Anton Waworoendeng was a pastor and a church administrator, and he was the first Indonesian to serve as the union president in East Indonesia.

Jasper Wayne was an Adventist layperson and entrepreneur who started the practice of “Harvest Ingathering” (the “harvest” prefix was dropped in April 1942). During Ingathering, Adventists would appeal for funds from the general public to be used for missionary purposes.

Alonzo and Julia Wearner were missionary nurses to China; Alonzo also served as an administrator, pastor, chaplain, author, and religion teacher.

​Mabel Branch was the first African American public school teacher in the state of Colorado and she, along with her parents, Thomas and Henrietta Branch, became the first black missionaries sent to Africa by the Seventh-day Adventist church.

James Ronald Webster was a pioneering Seventh-day Adventist Caribbean political activist. He is affectionately known as the father of his Northern Caribbean country, Anguilla—a British Overseas Territory. He is its only National Hero and was the first Seventh-day Adventist in the Caribbean region to become their country’s political leader, serving two terms, 1976-1977 and 1980-1984.

​Leslie and Enid Webster served as medical missionaries and in pastoral ministry in the South Pacific Division between 1944 and 1982. Both were nursing graduates of Sydney Sanitarium and Hospital. During their ministry, they served in the farthest reaches of the division in all four points of the compass, Western Australian, Pitcairn Island to the east, South New Zealand, Kirabati to the north. Their motto in life was “I’ll go where you want me to go, dear Lord.”

​Anton Hugo Weil was an Australian missionary to the New Hebrides (Vanuatu).

​William Wallace Weithers was a pioneering Caribbean colporteur, evangelist, pastor, and church administrator who served as a conference and union president.

Angelina Grimké Weld, pioneering American abolitionist and advocate of gender equality, became a fervent believer in the Second Advent message during the 1840s.

​Isaac C. Wellcome was a leading Advent Christian preacher in the Millerite heritage. A prolific writer, his classic work was "History of the Second Advent Message and Mission, Doctrine and People" (1874).

​George and Ada Wellman journeyed aboard the Pitcairn to the South Pacific in 1894, undertaking mission work on the islands of Raiatea and Rarotonga before ill health compelled a return to California where both served at the Pacific Press.

​Sterrie Wellman’s church career is distinguished by pioneer mission work in the Caribbean and India followed by lengthy service as an associate secretary of the Sabbath School Department at General Conference headquarters.

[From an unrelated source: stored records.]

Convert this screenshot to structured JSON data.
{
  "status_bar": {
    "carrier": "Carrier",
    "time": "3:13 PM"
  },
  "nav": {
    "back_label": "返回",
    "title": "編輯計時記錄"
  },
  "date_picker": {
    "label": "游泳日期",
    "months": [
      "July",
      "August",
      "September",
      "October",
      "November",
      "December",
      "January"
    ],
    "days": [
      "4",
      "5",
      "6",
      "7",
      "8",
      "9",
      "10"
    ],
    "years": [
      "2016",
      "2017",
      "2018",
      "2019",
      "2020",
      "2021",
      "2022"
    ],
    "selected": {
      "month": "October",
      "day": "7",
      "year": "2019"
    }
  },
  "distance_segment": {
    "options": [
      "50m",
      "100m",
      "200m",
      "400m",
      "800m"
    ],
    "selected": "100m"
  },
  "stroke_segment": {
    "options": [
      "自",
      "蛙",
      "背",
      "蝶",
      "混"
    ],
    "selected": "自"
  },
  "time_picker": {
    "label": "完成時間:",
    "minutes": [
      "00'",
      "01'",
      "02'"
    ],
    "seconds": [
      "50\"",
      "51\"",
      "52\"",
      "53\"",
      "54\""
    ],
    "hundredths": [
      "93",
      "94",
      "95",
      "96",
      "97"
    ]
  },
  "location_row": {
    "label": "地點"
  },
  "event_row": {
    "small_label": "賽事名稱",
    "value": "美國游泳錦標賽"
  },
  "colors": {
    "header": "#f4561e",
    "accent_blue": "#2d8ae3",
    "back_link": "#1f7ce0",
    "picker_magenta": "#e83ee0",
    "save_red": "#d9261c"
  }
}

An administrator for most of his ministerial career, George W. Wells served as president of four local conferences and one union conference and as a General Conference field secretary.